"It can be complex for a normal punter in the sense that a horse can work 1200m in 1.18 compared with a horse working over the same distance in 1.20," he said.

"Mathematically, the horse which went two seconds faster worked the better but a lot of the time that is not necessarily so.

"The 1.20 horse may have come home his last 600m in 37.5, and the best time for .that distance on the morning was 37.25.

"Yet the 1.18 horse may have come his last three (furlongs) in 39, which suggests this horse did not get to the line as well.

"So, what is important are the splits of gallops. This is the best way of evaluating if a horse has gone well on the track.

"From my experience, if a horse doesn't get to the post well in gallop it has gone below standard."

The problem, with Sydney anyway, is the daily press give a dismal service for track gallops, but the bible, the Sportsman, is the saviour.

Each midweek edition (available in newsagents on a Tuesday) has the gallops for most tracks around Australia for the previous Saturday and Monday. The weekend edition (available Friday) has the gallops around the nation for Monday, Tuesday and Thursday.

Importantly, de Courcy gives the splits for the Sportsman for Randwick so maybe reference, from your punting viewpoint, should be made with the gallops.

But rather than go off half cocked, punters should take note of the splits and see if horses whose sectional times are good for the latter half of the gallop race prominently at their next start.

If the results back up de Courcy's comments, then obviously this is a very worthwhile service which can be used to advantage.

Another significant aspect de Courcy mentioned, was horses either making their debut or resuming from spells.

He says trackwork can often give the vital clue whether these horses are forward enough or lack the conditioning to win.

"Let's take a two-year-old who hasn't raced," do Courcy said. "The two-year-old has to trial to become eligible to race. This is where we get the markings for un-raced horses so the horse can be identified for future.

"Our example trials strongly, and is to race in two weeks time.
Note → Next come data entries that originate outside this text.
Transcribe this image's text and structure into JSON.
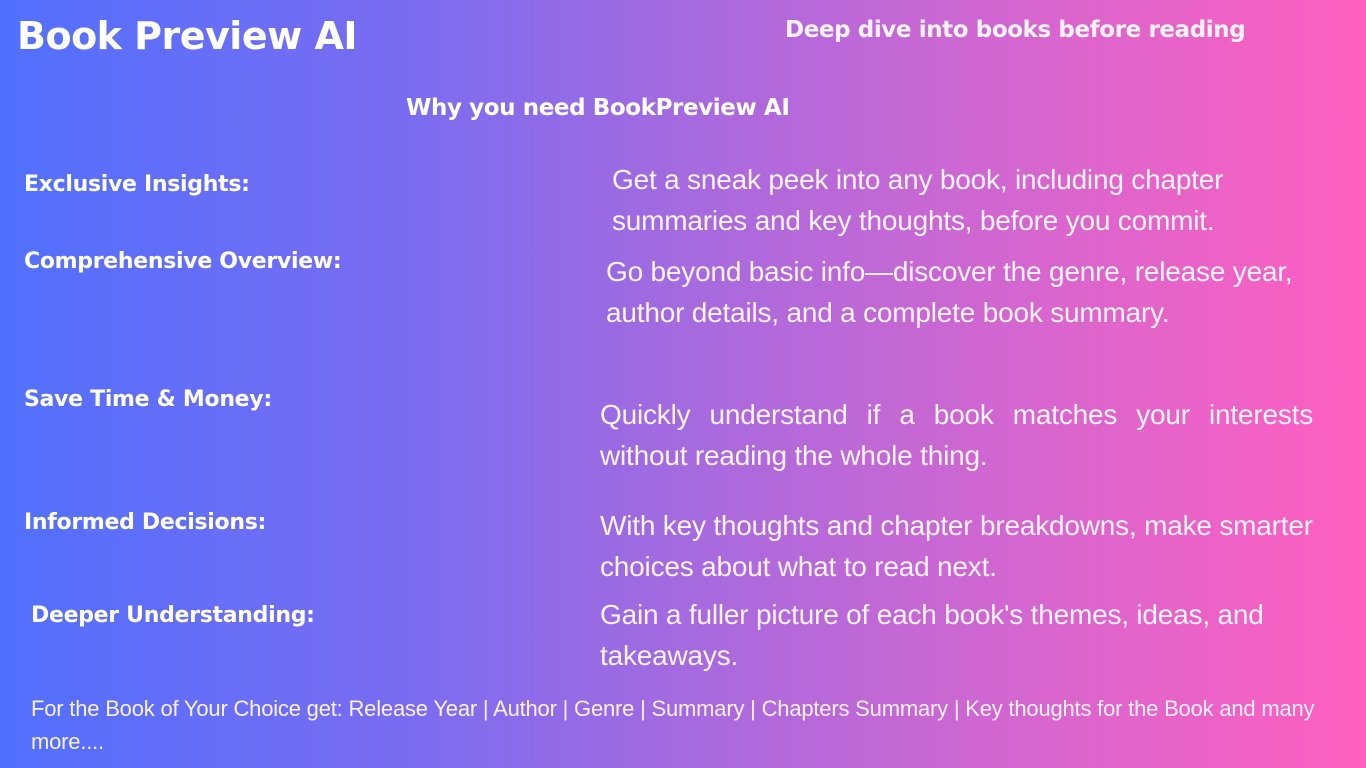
{
  "header": {
    "brand": "Book Preview AI",
    "tagline": "Deep dive into books before reading"
  },
  "section": {
    "heading": "Why you need BookPreview AI"
  },
  "features": [
    {
      "label": "Exclusive Insights:",
      "description": "Get a sneak peek into any book, including chapter summaries and key thoughts, before you commit."
    },
    {
      "label": "Comprehensive Overview:",
      "description": "Go beyond basic info—discover the genre, release year, author details, and a complete book summary."
    },
    {
      "label": "Save Time & Money:",
      "description": "Quickly understand if a book matches your interests without reading the whole thing."
    },
    {
      "label": "Informed Decisions:",
      "description": "With key thoughts and chapter breakdowns, make smarter choices about what to read next."
    },
    {
      "label": "Deeper Understanding:",
      "description": "Gain a fuller picture of each book's themes, ideas, and takeaways."
    }
  ],
  "footer": {
    "text": "For the Book of Your Choice get: Release Year | Author | Genre | Summary | Chapters Summary | Key thoughts for the Book and many more...."
  },
  "colors": {
    "gradient_start": "#5170ff",
    "gradient_mid": "#a56adf",
    "gradient_end": "#ff5fbf",
    "text": "#ffffff"
  }
}
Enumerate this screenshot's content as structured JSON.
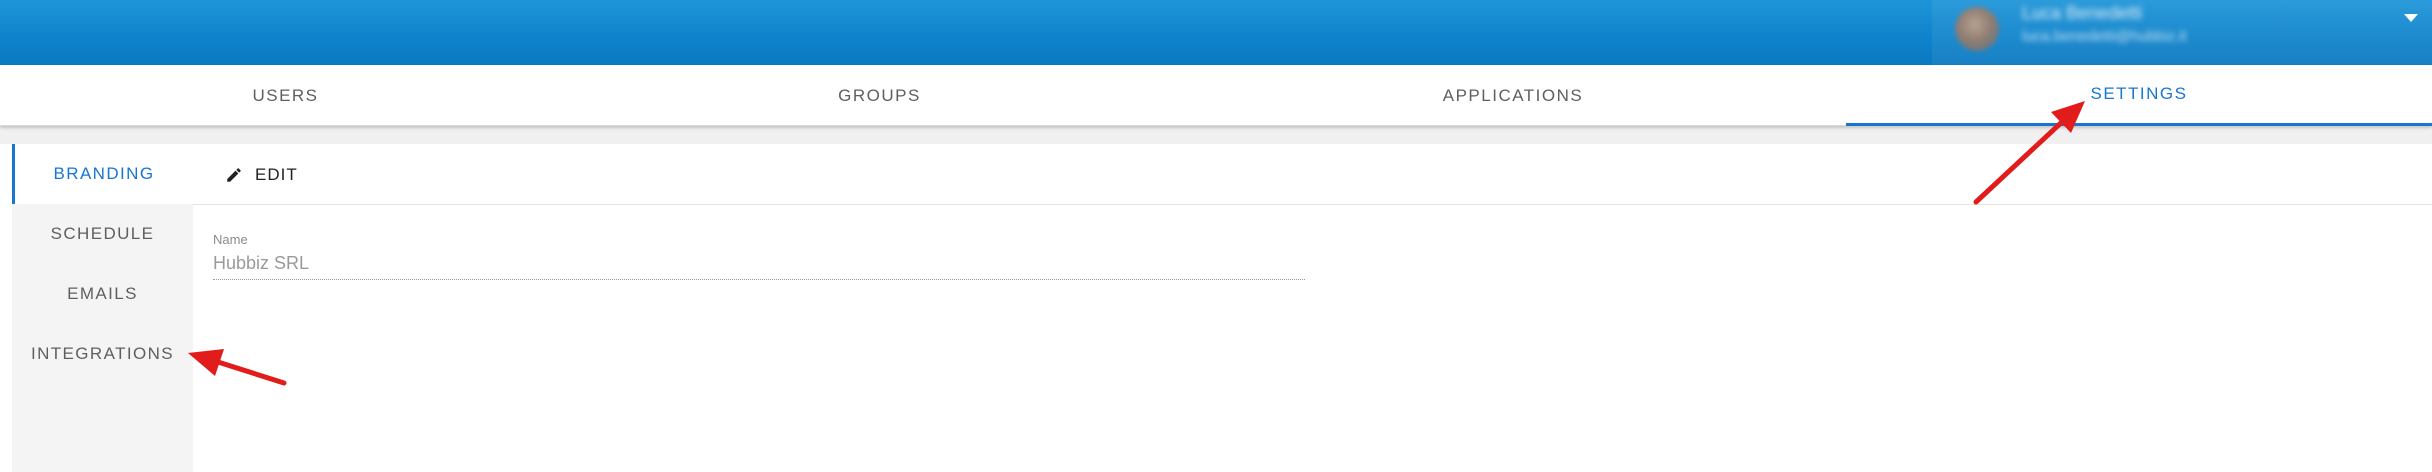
{
  "header": {
    "user_name": "Luca Benedetti",
    "user_email": "luca.benedetti@hubbiz.it"
  },
  "tabs": [
    {
      "label": "USERS"
    },
    {
      "label": "GROUPS"
    },
    {
      "label": "APPLICATIONS"
    },
    {
      "label": "SETTINGS",
      "active": true
    }
  ],
  "side_tabs": [
    {
      "label": "BRANDING",
      "active": true
    },
    {
      "label": "SCHEDULE"
    },
    {
      "label": "EMAILS"
    },
    {
      "label": "INTEGRATIONS"
    }
  ],
  "toolbar": {
    "edit_label": "EDIT",
    "edit_icon": "pencil-icon"
  },
  "form": {
    "name_label": "Name",
    "name_value": "Hubbiz SRL"
  },
  "colors": {
    "accent": "#1876d1",
    "header_blue": "#0f84cc",
    "annotation_red": "#e21b1b"
  }
}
If he gallops fast two times between the trial and the race and runs near the best time in the gallops over either 600m or 800m, then it is fair to say he is fit enough to win.

"But say that horse comes out in his two gallops and runs 40 for 600m when the best was 36.5 and 53 for 800m when the best was 49, then I would question his fitness to win against good company."

But, de Courcy points out, what is good for some horses isn't necessarily good for all horses.

Another suggestion he makes is Tommy Smith middle-distance horses. De Courcy says Smith will work his middle distance horses, when they are preparing for their resumption, over 1200m, run them in, say, a 1200m race then over 1400m.

De Courcy says because they have been worked over long distances leading up to their racing return, they are not fresh enough to race prominently in a sprint.

It is when they step up to 1900m or 2000m they are placed to advantage.
"A lot of the times those horses race well because they've done the ground work in training rather than in racing," de Courcy said.

But, as de Courcy says, there are so many variables it would take just about all of this magazine to put forward every case.

"It's a well-known fact that many horses work like champions on the track but can't get out of second gear in a race," he said.

"Then there is the opposite where horses work like donkeys, then come out on race day and shock their stable by winning easily.”

But de Courcy admits that he and Fagan have it fairly easy these days compared to the pre-70s when all trainers viewed clockers as the enemy.

"Trainers needed to bet in those days to survive," he said. "These days, with the big prize-money, trainers have to win races to survive-percentages are their main income so very few trainers now are big bettors.

"So, many of them are happy to have their horses in trackwork because the owners get a thrill out of seeing their horse in the paper.

"But some trainers prefer to play their cards close to their chest, and that's fair enough."

By Glenn Robbins